A few years ago, I was with two friends of mine (they were brothers) in Paris having lunch. As we were finishing our meal, one of the brothers who was to be married a month later, stated that he still needed to purchase a Tuxedo for the upcoming wedding. We happened to be across the street from a boutique of a leading fashion brand. Within a minute or two of entering – what turned out to be one of the best retail experiences I had – we were greeted by a relatively young pleasant lady with a big smile. My friend quickly explained that he was looking for a Tuxedo and she naturally asked what type of occasion. When he announced his upcoming nuptials, she lit up just as if she was my friend’s long-lost sister. She congratulated him profusely and asked a colleague to open a bottle of champagne. While we were trying to say how unnecessary it was, she did insist and spent the following minutes enquiring about the upcoming wedding, about the bride-to-be, how they had met…. I could tell that she was genuinely interested in the conversation, and so were we. She then started finding out a little bit about his two companions (my friend’s brother and myself). To make a long story short, we ended up spending a wonderful 45 minute in that boutique, and my friends both purchased a Tuxedo with a couple of shirts while I ended up purchasing a pair of shoes.
While we were trying on the various clothing options, she indeed demonstrated great product knowledge, talking about the quality of the materials, the craftsmanship behind the cuts, they style, etc… but what she was actually doing was giving us her full attention and her very experienced advise. She did not hesitate to tell my friend that shirt B was a better fit than shirt A. She was comfortable enough with her own sense of style to give my friends some direction. And after trying three or four different options, all the while she was properly celebrating my friend’s upcoming wedding, she finally said “look no more, this is it! You look better than Sean Connery in his James Bond outift”. By the time we were leaving the boutique, she was thanking us, not for our business, or our time, but for allowing her – a perfect stranger – to play a small part in my friend’s happy occasion.
This lady was not a sales associate nor was she a salesperson or a client advisor. She was an Experience Provider. Because – and this is important – years later, my friends outgrew their Tuxedo’s, my shoes went out of style, and we certainly can’t remember how much we paid for these items, but we all certainly remember this lady’s treatment of our visit and the experience she gave us.
In conclusion, I would like to say this. If you are a luxury industry professional involved in retail, consider changing your KPI’s priority where sales and numbers come second to customer’s experience and satisfaction. If your team genuinely focuses on giving your visitors the time of their lives, your sales can only improve!

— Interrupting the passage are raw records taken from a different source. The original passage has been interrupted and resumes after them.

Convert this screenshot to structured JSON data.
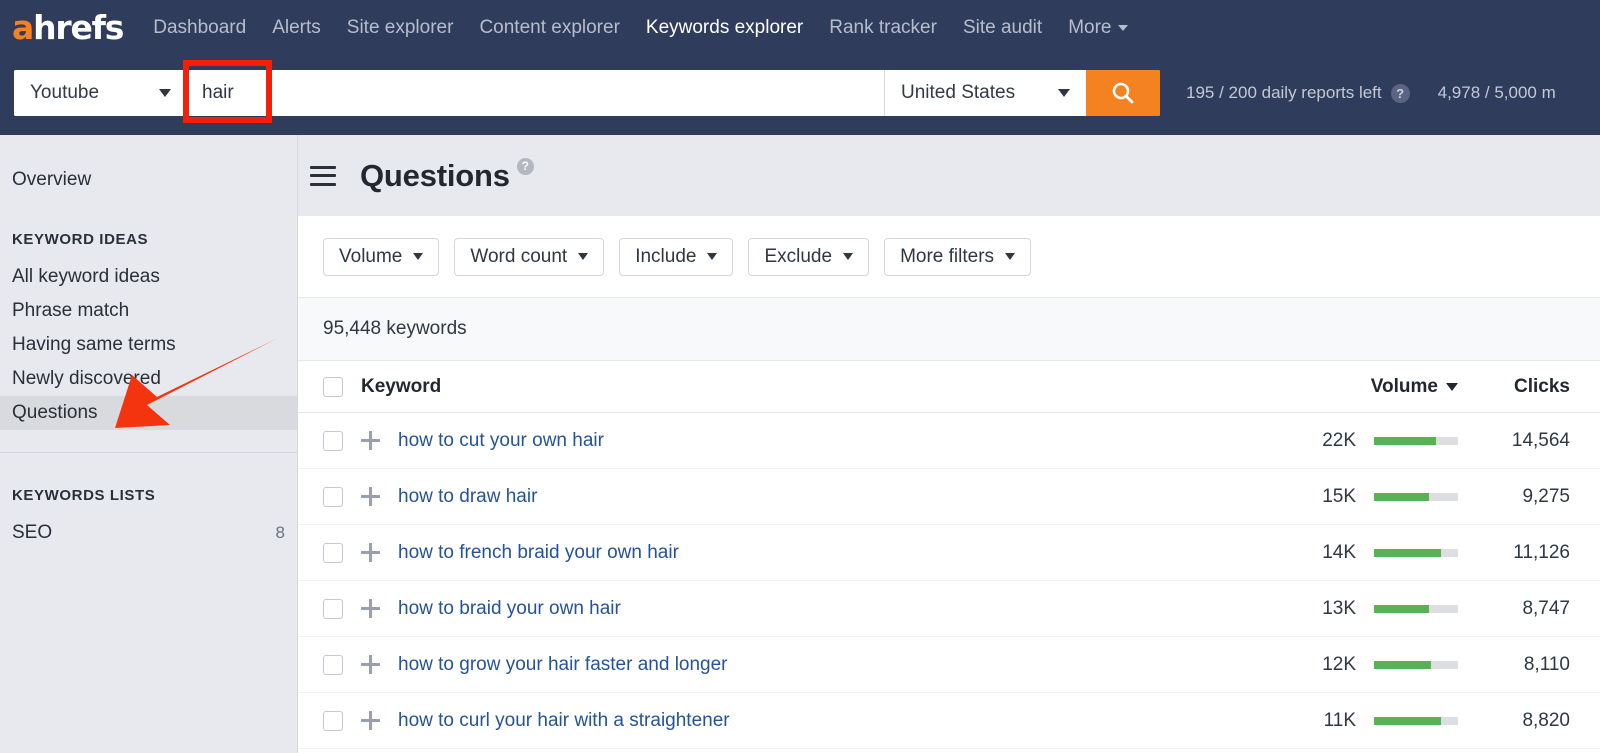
{
  "brand": {
    "logo_a": "a",
    "logo_rest": "hrefs",
    "accent_orange": "#f58220",
    "nav_bg": "#303c5c",
    "link_blue": "#24539b",
    "bar_green": "#57b257",
    "annotation_red": "#f41f09"
  },
  "nav": {
    "items": [
      {
        "label": "Dashboard",
        "active": false
      },
      {
        "label": "Alerts",
        "active": false
      },
      {
        "label": "Site explorer",
        "active": false
      },
      {
        "label": "Content explorer",
        "active": false
      },
      {
        "label": "Keywords explorer",
        "active": true
      },
      {
        "label": "Rank tracker",
        "active": false
      },
      {
        "label": "Site audit",
        "active": false
      },
      {
        "label": "More",
        "active": false,
        "has_caret": true
      }
    ]
  },
  "search": {
    "engine": "Youtube",
    "query_value": "hair",
    "query_placeholder": "",
    "country": "United States",
    "search_icon": "search-icon",
    "daily_reports": "195 / 200 daily reports left",
    "help_badge": "?",
    "monthly_rows": "4,978 / 5,000 m"
  },
  "sidebar": {
    "overview": "Overview",
    "keyword_ideas_heading": "KEYWORD IDEAS",
    "keyword_ideas": [
      {
        "label": "All keyword ideas",
        "selected": false
      },
      {
        "label": "Phrase match",
        "selected": false
      },
      {
        "label": "Having same terms",
        "selected": false
      },
      {
        "label": "Newly discovered",
        "selected": false
      },
      {
        "label": "Questions",
        "selected": true
      }
    ],
    "keywords_lists_heading": "KEYWORDS LISTS",
    "keywords_lists": [
      {
        "label": "SEO",
        "count": "8"
      }
    ]
  },
  "page": {
    "menu_icon": "hamburger-icon",
    "title": "Questions",
    "title_help": "?"
  },
  "filters": [
    {
      "label": "Volume"
    },
    {
      "label": "Word count"
    },
    {
      "label": "Include"
    },
    {
      "label": "Exclude"
    },
    {
      "label": "More filters"
    }
  ],
  "results": {
    "count_text": "95,448 keywords",
    "columns": {
      "keyword": "Keyword",
      "volume": "Volume",
      "clicks": "Clicks"
    },
    "sort_column": "Volume",
    "sort_direction": "desc",
    "rows": [
      {
        "keyword": "how to cut your own hair",
        "volume": "22K",
        "bar_pct": 74,
        "clicks": "14,564"
      },
      {
        "keyword": "how to draw hair",
        "volume": "15K",
        "bar_pct": 66,
        "clicks": "9,275"
      },
      {
        "keyword": "how to french braid your own hair",
        "volume": "14K",
        "bar_pct": 80,
        "clicks": "11,126"
      },
      {
        "keyword": "how to braid your own hair",
        "volume": "13K",
        "bar_pct": 66,
        "clicks": "8,747"
      },
      {
        "keyword": "how to grow your hair faster and longer",
        "volume": "12K",
        "bar_pct": 68,
        "clicks": "8,110"
      },
      {
        "keyword": "how to curl your hair with a straightener",
        "volume": "11K",
        "bar_pct": 80,
        "clicks": "8,820"
      }
    ]
  },
  "annotations": {
    "highlight_box_target": "search-query-input",
    "arrow_target": "sidebar-item-questions"
  }
}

Omar Chaoui – Founder & CEO DynaLux
DynaLux Consulting DMCC is a firm established in Dubai and servicing the Luxury Industry. DynaLux has developed a proprietary technology to assist luxury retail stores understanding in detail the actual audience that visits luxury stores unlike standard CRM tools that focus only on paying customers. By understanding the complete audience of visitors, DynaLux assists brands and retailers alike to improve their conversion rate by addressing the specific issues that can be noticed thanks to data collection and analysis. For more information, write to: firstname.lastname@example.org